IMF board approves $6 billion loan package for Pakistan

ISLAMABAD (Reuters) - The International Monetary Fund Executive board approved a three-year, $6 billion loan package for Pakistan on Wednesday to rein in mounting debts and stave off a looming balance of payments crisis, in exchange for tough austerity measures.

Board approval will allow immediate disbursement of around $1 billion, with the remainder to be phased in over the period of the program, subject to quarterly review, the IMF said, highlighting the need for Pakistan to agree to tough conditions for the coming three years.

Just as important as the package itself, approval will also unlock an additional $38 billion from Pakistan’s international partners over the program period.

“Pakistan is facing significant economic challenges on the back of large fiscal and financial needs and weak and unbalanced growth,” IMF First Deputy Managing Director David Lipton said in a statement.

The program will require “decisive fiscal consolidation” and a multi-year plan to strengthen Pakistan’s notoriously weak tax system as well as large scale reforms that are likely to pile pressure on the government of Prime Minister Imran Khan.
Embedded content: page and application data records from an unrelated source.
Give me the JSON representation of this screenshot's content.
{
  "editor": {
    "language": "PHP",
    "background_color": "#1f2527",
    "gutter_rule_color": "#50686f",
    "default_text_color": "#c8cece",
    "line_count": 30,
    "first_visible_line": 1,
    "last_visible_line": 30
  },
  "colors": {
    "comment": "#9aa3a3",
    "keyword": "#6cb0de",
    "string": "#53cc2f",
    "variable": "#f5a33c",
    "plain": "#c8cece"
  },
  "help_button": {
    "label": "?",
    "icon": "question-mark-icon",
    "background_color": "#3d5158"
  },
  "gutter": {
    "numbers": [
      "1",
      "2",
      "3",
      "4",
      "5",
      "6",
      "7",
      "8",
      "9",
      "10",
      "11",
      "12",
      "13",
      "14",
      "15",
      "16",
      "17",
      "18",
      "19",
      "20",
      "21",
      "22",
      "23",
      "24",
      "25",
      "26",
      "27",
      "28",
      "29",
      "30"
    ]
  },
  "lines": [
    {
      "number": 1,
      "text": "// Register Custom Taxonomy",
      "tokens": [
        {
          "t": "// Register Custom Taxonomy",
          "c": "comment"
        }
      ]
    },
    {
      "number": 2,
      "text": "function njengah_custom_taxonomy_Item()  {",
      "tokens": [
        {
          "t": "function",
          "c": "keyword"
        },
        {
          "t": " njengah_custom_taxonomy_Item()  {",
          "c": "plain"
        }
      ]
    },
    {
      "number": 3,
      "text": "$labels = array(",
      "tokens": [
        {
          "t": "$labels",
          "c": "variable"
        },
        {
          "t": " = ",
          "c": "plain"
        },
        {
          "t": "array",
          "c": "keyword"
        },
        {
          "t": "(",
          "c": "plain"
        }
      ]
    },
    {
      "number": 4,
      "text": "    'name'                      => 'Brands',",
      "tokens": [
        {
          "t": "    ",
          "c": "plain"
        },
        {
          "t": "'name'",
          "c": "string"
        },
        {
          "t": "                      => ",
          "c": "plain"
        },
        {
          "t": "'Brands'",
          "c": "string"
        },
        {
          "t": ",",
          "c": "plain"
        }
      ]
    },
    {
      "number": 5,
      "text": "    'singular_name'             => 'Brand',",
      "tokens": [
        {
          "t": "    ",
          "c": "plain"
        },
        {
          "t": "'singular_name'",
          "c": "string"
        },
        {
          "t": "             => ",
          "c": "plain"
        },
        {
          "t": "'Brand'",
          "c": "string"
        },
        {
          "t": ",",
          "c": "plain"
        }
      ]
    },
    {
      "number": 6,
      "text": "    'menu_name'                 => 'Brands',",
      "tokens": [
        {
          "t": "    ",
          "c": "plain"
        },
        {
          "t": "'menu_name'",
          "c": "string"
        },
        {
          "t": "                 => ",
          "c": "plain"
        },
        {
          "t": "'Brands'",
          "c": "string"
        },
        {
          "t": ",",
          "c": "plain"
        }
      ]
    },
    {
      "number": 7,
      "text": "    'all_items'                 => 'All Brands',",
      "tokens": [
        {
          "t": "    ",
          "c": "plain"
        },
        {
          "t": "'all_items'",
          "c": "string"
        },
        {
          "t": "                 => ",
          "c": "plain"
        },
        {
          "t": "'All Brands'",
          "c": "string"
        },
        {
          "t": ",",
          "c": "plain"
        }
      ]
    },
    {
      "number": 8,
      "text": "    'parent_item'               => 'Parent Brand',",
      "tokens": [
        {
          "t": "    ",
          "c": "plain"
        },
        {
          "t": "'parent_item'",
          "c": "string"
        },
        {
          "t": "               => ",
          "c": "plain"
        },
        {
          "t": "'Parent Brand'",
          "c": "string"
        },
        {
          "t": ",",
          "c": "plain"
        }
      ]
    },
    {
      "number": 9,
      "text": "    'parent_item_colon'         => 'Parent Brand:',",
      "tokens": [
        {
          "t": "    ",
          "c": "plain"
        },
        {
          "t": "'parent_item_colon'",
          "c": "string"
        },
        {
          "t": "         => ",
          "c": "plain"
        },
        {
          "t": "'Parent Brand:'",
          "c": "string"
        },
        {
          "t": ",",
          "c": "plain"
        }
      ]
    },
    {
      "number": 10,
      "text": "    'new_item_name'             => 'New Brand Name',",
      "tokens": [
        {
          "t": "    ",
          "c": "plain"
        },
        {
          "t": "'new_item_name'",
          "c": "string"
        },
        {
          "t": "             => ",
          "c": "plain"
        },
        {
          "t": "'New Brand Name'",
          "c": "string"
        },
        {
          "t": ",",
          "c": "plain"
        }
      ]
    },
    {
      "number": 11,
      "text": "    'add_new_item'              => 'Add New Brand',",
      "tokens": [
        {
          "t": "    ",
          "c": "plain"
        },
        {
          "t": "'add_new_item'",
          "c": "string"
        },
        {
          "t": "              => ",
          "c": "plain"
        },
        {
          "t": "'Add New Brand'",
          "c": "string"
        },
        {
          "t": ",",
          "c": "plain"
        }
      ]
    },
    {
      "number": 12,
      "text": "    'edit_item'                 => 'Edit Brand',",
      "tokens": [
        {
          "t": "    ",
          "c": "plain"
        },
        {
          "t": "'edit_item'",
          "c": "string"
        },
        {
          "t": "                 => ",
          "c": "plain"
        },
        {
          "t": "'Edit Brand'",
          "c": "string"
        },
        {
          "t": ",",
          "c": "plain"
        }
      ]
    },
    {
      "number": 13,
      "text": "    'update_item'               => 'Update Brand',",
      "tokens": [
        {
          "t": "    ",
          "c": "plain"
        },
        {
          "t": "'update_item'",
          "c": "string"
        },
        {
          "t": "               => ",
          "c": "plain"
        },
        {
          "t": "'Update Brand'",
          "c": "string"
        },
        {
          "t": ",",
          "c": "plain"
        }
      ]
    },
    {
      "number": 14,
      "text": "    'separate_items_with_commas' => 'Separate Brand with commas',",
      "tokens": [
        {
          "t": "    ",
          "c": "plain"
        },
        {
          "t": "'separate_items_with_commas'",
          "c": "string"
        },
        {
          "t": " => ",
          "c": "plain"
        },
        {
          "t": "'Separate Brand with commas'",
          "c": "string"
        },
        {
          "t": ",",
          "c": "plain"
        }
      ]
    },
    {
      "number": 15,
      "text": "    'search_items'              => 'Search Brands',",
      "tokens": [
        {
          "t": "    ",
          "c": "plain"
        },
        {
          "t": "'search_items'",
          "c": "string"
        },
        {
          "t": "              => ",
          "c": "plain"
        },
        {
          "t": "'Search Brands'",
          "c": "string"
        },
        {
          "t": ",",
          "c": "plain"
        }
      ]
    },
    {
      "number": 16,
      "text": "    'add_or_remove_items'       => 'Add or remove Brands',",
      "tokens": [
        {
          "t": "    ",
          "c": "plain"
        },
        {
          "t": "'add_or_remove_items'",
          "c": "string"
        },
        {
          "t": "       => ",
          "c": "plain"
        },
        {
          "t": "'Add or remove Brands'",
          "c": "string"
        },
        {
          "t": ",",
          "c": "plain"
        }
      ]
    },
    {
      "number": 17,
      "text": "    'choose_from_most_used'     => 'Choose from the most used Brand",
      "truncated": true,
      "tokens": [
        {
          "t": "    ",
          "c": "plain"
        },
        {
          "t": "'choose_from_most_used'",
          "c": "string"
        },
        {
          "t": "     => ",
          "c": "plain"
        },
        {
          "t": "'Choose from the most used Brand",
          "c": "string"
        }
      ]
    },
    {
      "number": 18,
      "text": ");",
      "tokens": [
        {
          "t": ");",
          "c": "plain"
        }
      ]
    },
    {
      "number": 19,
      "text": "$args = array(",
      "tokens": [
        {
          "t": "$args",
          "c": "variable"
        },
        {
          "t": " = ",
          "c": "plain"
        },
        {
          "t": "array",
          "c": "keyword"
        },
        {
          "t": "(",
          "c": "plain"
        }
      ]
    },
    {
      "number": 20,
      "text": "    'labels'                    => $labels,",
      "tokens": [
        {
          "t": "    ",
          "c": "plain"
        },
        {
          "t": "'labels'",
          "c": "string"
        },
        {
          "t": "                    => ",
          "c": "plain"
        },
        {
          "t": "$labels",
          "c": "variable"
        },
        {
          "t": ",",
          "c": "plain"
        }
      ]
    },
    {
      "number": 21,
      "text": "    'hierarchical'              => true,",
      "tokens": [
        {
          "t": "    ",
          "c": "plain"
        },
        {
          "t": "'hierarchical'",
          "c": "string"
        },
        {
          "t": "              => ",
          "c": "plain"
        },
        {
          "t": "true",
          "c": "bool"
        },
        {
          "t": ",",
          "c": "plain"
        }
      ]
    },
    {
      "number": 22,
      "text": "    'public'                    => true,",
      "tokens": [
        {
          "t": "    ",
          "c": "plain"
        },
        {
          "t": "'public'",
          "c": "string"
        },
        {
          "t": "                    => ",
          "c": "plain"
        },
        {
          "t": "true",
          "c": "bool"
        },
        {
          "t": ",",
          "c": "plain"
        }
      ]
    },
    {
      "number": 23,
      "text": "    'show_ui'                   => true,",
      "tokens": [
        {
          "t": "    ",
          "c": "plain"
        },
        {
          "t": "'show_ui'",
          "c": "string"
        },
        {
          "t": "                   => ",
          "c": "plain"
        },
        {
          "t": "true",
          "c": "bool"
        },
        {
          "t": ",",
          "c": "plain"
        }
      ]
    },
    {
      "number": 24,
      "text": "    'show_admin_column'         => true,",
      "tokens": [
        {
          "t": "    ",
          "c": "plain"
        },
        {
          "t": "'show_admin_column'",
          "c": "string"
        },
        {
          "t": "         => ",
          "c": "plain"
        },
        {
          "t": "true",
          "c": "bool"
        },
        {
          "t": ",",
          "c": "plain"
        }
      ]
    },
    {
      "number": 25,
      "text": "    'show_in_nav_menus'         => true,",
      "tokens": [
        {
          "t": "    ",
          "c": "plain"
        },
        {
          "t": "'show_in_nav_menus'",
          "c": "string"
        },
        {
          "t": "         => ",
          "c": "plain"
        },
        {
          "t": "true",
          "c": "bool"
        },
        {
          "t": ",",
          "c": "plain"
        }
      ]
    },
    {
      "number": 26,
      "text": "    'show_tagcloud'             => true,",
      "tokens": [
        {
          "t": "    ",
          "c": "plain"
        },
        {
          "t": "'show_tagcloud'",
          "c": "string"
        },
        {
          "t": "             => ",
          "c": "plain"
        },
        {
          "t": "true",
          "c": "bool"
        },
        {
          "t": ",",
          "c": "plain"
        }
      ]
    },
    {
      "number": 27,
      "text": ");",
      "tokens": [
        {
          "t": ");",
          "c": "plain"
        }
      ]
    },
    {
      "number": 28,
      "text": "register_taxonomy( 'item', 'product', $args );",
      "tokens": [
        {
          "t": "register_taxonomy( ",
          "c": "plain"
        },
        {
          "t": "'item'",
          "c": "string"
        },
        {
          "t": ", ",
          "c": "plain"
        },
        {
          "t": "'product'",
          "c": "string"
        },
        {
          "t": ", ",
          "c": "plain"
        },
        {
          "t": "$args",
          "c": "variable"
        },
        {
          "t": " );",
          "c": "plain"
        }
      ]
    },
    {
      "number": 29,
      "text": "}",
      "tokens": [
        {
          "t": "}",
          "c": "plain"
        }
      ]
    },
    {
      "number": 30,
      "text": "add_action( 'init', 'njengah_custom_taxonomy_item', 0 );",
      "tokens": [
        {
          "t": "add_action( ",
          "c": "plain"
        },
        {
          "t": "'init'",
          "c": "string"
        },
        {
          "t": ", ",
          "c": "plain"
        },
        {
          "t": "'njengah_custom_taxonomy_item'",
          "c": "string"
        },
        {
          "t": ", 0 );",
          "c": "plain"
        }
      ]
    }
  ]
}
Khan came to power last August, inheriting an economy plagued with problems. But he was initially deeply reluctant to turn to the IMF, which has provided more than 20 bailout packages to Pakistan over the decades.

However, despite securing billions of dollars in loans from friendly countries including China, Saudi Arabia and the United Arab Emirates, mounting economic headwinds forced his government to turn to the fund.

With foreign exchange reserves shrinking to only $7.3 billion, less than the equivalent of two months’ worth of imports, and the budget deficit set to top 7% of gross domestic product this year, Pakistan faces tough economic medicine to tackle problems that have been years in the making.

Dominated by agriculture and textiles and with a large informal sector that pays no tax, the economy has struggled to develop export industries and successive governments have spent heavily to defend an overvalued exchange rate.

The $60 billion China Pakistan Economic Corridor, launched in 2015, had promised a new beginning. Its infrastructure projects were intended to become a new foundation for growth, but they also required heavy imports of capital equipment, widening the trade deficit.

According to IMF forecasts, real GDP growth is expected to slow to 2.4% in the current fiscal year to June 2020, down from 3.3% in the year just ended.

The IMF’s terms call for a “flexible market-determined exchange rate” to help correct an unsustainable current account deficit and make industries more competitive, while trying to expand the tax base in a country where only 1% of the 208 million population file returns.

The central bank, which controls the currency, has hiked interest rates to 12.25% and slashed the rupee to historic lows against the dollar, but this has piled more pressure on households facing inflation running at almost 9%.

In addition, in a bid to cut public debt, the government has set ambitious tax and revenue plans, despite failing to meet the previous year’s targets and hiked prices in the creaking energy sector, where mounting debt backlogs have acted as a growing drain on government resources.

The program also calls for expanded social spending to protect the most vulnerable.

However, the combined package of belt-tightening measures has prompted anger from opposition parties, which say the government hesitated too long before turning to the fund. They have pledged a campaign of protests this month.

Reporting by James Mackenzie; Editing by Hugh Lawson, Peter Graff & Kim Coghill